Grant Money Definition
Grants are a type of funding awarded to a recipient or organisation, provided by the government, local councils and some private organisations. They are one of the government’s tools for funding projects and ideas that provide services to the public, stimulate the economy and are in the public’s best interest. As grants are a form of restrictive funding, they must be spent on a specific activity or an agreed set of resources.
Grant Agreement Definition
Subject to the size of the grant, you may need to provide a detailed budget plan to the funder, on top of evidence of expenditure, a programme evaluation and frequent progress updates. Signing a grant agreement or contract is often required and in general you don’t have to repay a grant.
Endowment Grant Definition
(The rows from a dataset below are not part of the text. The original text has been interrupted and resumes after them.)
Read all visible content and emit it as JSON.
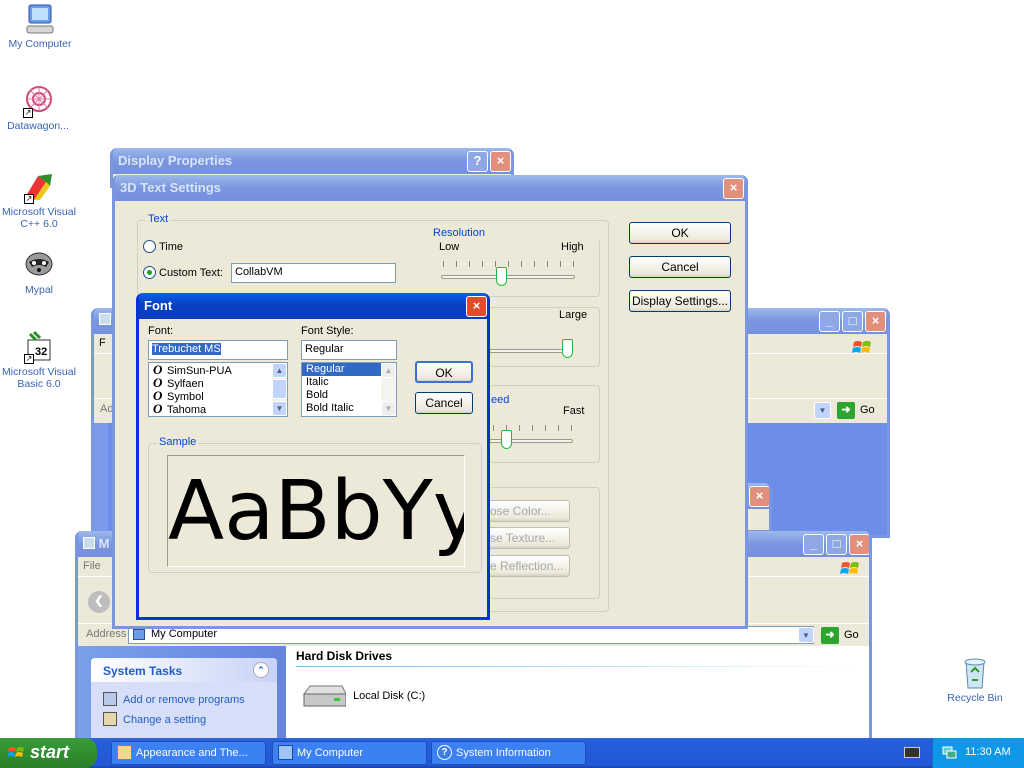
{
  "desktop": {
    "icons": [
      {
        "label": "My Computer"
      },
      {
        "label": "Datawagon..."
      },
      {
        "label": "Microsoft Visual C++ 6.0"
      },
      {
        "label": "Mypal"
      },
      {
        "label": "Microsoft Visual Basic 6.0"
      },
      {
        "label": "Recycle Bin"
      }
    ]
  },
  "explorer_back": {
    "menu_first": "F",
    "address_label": "Ad",
    "go_label": "Go"
  },
  "explorer_front": {
    "title_char": "M",
    "menu_file": "File",
    "address_label": "Address",
    "address_value": "My Computer",
    "go_label": "Go",
    "system_tasks": {
      "title": "System Tasks",
      "items": [
        "Add or remove programs",
        "Change a setting"
      ]
    },
    "section_title": "Hard Disk Drives",
    "drive_label": "Local Disk (C:)"
  },
  "display_properties": {
    "title": "Display Properties",
    "help_label": "?"
  },
  "text_settings": {
    "title": "3D Text Settings",
    "text_group": "Text",
    "radio_time": "Time",
    "radio_custom": "Custom Text:",
    "custom_value": "CollabVM",
    "resolution": {
      "label": "Resolution",
      "low": "Low",
      "high": "High",
      "level": 0.45
    },
    "size": {
      "large": "Large",
      "level": 1.0
    },
    "speed": {
      "label_fragment": "eed",
      "fast": "Fast",
      "level": 0.45
    },
    "buttons_right": {
      "ok": "OK",
      "cancel": "Cancel",
      "display_settings": "Display Settings..."
    },
    "disabled_buttons": [
      "ose Color...",
      "se Texture...",
      "e Reflection..."
    ]
  },
  "font_dialog": {
    "title": "Font",
    "font_label": "Font:",
    "font_value": "Trebuchet MS",
    "font_list": [
      "SimSun-PUA",
      "Sylfaen",
      "Symbol",
      "Tahoma"
    ],
    "style_label": "Font Style:",
    "style_value": "Regular",
    "style_list": [
      "Regular",
      "Italic",
      "Bold",
      "Bold Italic"
    ],
    "ok": "OK",
    "cancel": "Cancel",
    "sample_label": "Sample",
    "sample_text": "AaBbYy"
  },
  "taskbar": {
    "start_label": "start",
    "items": [
      "Appearance and The...",
      "My Computer",
      "System Information"
    ],
    "clock": "11:30 AM"
  },
  "colors": {
    "xp_blue": "#0831d9",
    "start_green": "#3c9c3c",
    "selection": "#316ac5",
    "group_label": "#0046d5"
  }
}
An endowment is a donation of money to a non-profit organisation or property that is used for a specific purpose.
An endowment fund is an ‘investment fund established by a foundation that makes consistent withdrawals from an invested capital’. The capital, often used by non-profit organisations, churches, hospitals and universities, is, in general, utilised to further the organisation’s potential. Endowment funds are usually funded entirely by donations.
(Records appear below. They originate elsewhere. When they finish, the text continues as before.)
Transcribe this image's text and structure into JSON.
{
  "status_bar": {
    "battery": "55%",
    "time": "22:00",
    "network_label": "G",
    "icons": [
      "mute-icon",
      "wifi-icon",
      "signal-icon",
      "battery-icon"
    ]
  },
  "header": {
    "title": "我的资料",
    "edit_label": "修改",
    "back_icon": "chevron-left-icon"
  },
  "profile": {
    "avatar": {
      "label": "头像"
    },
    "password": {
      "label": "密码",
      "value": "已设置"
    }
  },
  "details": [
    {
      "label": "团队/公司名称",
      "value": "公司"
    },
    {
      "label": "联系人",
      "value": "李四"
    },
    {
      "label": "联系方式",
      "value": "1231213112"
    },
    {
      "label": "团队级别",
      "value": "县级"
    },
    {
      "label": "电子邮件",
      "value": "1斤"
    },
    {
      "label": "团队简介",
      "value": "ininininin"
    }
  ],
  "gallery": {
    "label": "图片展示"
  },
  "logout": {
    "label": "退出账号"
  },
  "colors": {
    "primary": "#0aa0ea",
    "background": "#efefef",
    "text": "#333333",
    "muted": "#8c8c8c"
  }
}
Financial endowments are usually structured so the initial investment amount stays intact, while income made from interest payments can be used for immediate funding support to keep a non-profit company up and running. Other endowments are structured so a portion of the capital is released each year, meaning the donation has a greater impact over a larger time period.
What are grants available for?
Grants are subsidies; therefore, they often support organisations running projects that have a real impact on people who can’t generate enough income to cover their necessary spending. Grants can be implemented for many different purposes, usually to support research and development, help build capacity or establish and develop new activities which could become self-financing. Grants often support businesses that will create jobs in the community, or develop new services, products or markets.
You will need to apply for the grant before the project has started and grants should only be used as an additional funding source - not to fund the whole project.
The grants on offer to help your business will be based on:
- The type of business idea you have, or the sector your business is in.
- The potential of your business model.
- How the grant is expected to be spent.
- Where the business is based.
Key Things to Consider Before Applying for a Grant:
- Grant funding is usually a short-term option, so from the get-go you will need to think about your exit strategy.
- Often funders have priorities for the type of activity they wish to provide funding for.
- Funders may implement terms and conditions into the agreement.
- The application process can be lengthy - each funder has their own priorities, criteria and processes which makes how they deal with every application unique. It could take them some time to make their mind up.
Understanding Your Funding Needs and Options
What kind of funding do you need?
It can be tempting to concentrate on the funding needs that are the most urgent, rather than evaluating the long-term financial needs of your project or business venture. Ensure that you find time to explore different income streams or types of funding - this is fundamental in establishing an optimised, sustainable income strategy.
Does your funding have the ‘S Factor’?
Only you can determine the type of funding you need to make your project a success. However, there are three main ‘S Factors’ to consider when evaluating your funding position:
- Stable - with funding priorities and sources always changing, it is crucial to have a mixed economy, receiving income from at least two sources. Therefore, if one stops, it doesn’t threaten your ability to work successfully.
- Suitable - with there being such a large variety of funding opportunities, you must choose the most appropriate one and at the right time. This translates to finding out what the different types of funding offer and their implications.
- Sufficient - considering how much funding you need for a project allows you to make informed decisions about what type of funding you request.
Whether you’re a small business owner or an ambitious entrepreneur, finance is likely to be one of your business concerns. One of the most desirable finance sources is the small business grant but confirming one can be a complicated process. Luckily, there are numerous schemes - each with their own different set of criteria - that you can apply for.
Grants can range from hundreds of pounds to thousands, based on the type of scheme. Often you won’t have to pay any interest, give away equity, or pay it back at all, making grants a fantastic option for start-up entrepreneurs.
What types of grant scheme are available for start-ups?
Direct grants - direct grants are cash awards given to businesses so they can carry out a certain project. Most schemes will want you to match the grant amount with money you raise on your own. Therefore, in essence you will contribute 50 percent of the cost of the project.
Resource and training grants - often entrepreneurs are unable to afford the necessary resources, expertise, skill sets or facilities at the start. Fortunately, initiatives are put in place to provide access to faculties all over the UK. These include innovation vouchers, local advice and support, business support networks and best practice initiatives, and business support helplines.
Tax relief - the costs associated with paying taxes can be daunting to start-ups, therefore, the government has initiated numerous schemes that can help reduce them, including business rates relief, Employment Allowance and Corporation Tax relief.
Soft loans - this special type of finance is where the terms and conditions of repayment are more lenient than they would be for standard financial circumstances.
What business grants are available to entrepreneurs?
- Business grants for women
- Grants for young people starting a business
- Business start-up grants for over 30s
- Business grants for entrepreneurs
- Business start-up grants for unemployed entrepreneurs
- Business grants for bad credit